One perhaps inevitable consequence of Hadot’s synoptic approach is that there is in this book almost no discussion of the actual arguments that provided the substance of philosophical discourse for the ancient schools, especially for the dialogues among the schools. Thus, Hadot avoids entering into inevitable controversies regarding the interpretations of these arguments. Still, something is I think lost, especially for the relatively sophisticated beginner who is presumably the book’s main audience. Following at least in outline some of the arguments back and forth among the ancient philosophical schools, in some cases over many centuries, is indispensable to appreciating the deep connection between a way of life and philosophical discourses that is Hadot’s central theme. How else, for example, could one begin to appreciate the argumentative, indeed, one might say systematic, response by Plato to Socrates’ breathtaking expression of devotion to philosophical discourse in his final imprisonment? In order to understand why anyone would be willing to die for an argument, one must confront that argument honestly and with the requisite humility and try at least to imagine for a moment what it would be like to be under its spell. The extraordinary and eccentric lives of the ancient philosophers as recounted by, say, Diogenes Laertius, are only likely to be anything but a source of puzzled amusement for students unless they can experience the substance of the discourse that motivates and is motivated by those lives.
This book is thus in a way an introduction to the problems and arguments that constitute ancient philosophy. It is not a substitute for a presentation of these. I would be delighted to have my beginning students read it before coming to the texts themselves. And I would be delighted to have them read it once again when they have begun to make some progress in sorting out the complexities within complexities that these texts serve up.

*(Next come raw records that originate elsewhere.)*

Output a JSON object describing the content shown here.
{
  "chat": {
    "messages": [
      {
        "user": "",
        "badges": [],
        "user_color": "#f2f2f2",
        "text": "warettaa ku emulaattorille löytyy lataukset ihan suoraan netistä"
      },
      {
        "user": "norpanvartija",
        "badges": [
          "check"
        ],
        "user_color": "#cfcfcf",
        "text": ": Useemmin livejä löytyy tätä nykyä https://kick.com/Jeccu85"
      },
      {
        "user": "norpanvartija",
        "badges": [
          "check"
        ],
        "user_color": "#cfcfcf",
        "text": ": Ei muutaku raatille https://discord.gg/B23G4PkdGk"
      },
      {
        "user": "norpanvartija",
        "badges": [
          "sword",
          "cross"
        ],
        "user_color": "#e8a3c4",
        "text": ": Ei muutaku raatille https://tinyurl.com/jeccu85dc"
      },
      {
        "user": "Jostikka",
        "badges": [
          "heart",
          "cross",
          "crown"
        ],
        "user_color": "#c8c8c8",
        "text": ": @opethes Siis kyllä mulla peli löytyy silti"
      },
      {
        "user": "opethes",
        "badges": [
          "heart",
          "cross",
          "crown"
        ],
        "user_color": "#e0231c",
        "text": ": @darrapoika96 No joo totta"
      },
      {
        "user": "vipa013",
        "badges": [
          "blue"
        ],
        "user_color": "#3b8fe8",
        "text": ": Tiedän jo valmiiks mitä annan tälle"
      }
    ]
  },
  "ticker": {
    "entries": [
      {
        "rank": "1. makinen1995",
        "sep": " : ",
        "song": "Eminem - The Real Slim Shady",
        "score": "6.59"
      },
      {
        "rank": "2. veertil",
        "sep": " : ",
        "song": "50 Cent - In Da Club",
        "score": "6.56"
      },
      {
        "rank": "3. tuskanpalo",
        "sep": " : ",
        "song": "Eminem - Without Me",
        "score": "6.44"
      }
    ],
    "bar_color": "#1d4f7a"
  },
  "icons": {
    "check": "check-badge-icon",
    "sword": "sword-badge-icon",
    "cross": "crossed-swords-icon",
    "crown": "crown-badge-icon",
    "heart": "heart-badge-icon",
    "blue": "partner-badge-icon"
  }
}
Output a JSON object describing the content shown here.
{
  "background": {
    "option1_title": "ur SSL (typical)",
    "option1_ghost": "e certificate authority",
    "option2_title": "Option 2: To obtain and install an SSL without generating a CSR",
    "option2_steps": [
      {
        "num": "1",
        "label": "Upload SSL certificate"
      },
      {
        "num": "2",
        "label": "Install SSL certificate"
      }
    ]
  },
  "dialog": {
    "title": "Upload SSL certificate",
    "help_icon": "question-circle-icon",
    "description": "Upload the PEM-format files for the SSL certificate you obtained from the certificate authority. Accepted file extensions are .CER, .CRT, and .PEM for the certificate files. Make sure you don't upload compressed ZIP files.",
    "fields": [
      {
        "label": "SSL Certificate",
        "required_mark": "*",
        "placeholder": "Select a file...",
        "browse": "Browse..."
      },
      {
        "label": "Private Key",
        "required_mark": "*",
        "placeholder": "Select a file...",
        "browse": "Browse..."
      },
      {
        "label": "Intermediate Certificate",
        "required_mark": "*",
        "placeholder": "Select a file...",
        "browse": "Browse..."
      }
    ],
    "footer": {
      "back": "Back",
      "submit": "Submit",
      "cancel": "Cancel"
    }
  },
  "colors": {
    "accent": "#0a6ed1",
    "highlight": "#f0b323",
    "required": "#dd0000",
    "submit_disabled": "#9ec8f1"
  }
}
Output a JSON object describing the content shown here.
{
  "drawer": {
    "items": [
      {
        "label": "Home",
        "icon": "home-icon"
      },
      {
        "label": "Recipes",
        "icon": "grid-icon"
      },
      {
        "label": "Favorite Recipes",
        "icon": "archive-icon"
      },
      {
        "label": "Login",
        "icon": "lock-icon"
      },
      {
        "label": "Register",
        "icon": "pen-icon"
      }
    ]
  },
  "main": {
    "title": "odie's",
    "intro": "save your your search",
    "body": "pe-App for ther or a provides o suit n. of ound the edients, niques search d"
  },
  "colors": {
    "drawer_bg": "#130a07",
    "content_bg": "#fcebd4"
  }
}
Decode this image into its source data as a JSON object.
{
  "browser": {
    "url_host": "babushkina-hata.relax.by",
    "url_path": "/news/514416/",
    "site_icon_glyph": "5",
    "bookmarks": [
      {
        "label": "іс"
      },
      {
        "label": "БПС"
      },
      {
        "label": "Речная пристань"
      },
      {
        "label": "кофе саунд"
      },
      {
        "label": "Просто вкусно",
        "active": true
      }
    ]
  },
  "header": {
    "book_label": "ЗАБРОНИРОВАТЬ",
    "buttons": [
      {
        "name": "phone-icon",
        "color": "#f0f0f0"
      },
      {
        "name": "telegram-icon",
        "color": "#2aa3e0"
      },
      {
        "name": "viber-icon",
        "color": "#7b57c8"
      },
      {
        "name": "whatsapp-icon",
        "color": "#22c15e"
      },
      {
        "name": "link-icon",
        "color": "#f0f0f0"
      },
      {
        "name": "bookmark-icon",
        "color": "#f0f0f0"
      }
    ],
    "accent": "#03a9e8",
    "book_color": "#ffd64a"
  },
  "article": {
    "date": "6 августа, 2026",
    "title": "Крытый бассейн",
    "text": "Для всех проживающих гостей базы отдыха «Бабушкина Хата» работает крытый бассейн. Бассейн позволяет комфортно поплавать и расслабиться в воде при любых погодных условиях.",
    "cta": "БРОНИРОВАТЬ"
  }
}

Two relatively minor complaints. Although we should always be grateful to the translator who performs generally a selfless and tedious task, this translation is rather disappointingly flat. The second complaint is that Harvard University Press has seen fit to place the extensive notes in the back rather than at the bottom of the page. Most of these are references to the many texts cited. But one who wants to find out who said what and where it was said must constantly flip back and forth rather than being able to glance at the bottom of the page. This is a pity since one should strive to experience the flow of Hadot’s own lovely philosophical discourse uninterruptedly. It is hoped that the book will soon appear in paperback and so be made widely available to students. At the other end of the spectrum, I doubt that there is a specialist in ancient philosophy who will not be enriched by reading this book. And the book is to be warmly recommended to those in between, especially those who may be inclined to the view that ancient philosophy and ‘real’ philosophy have only a name in common.
1. See especially Philosophy as a Way of Life (Blackwell, 1995), the English version of Exercises spirituals et philosophie antique published in 1987.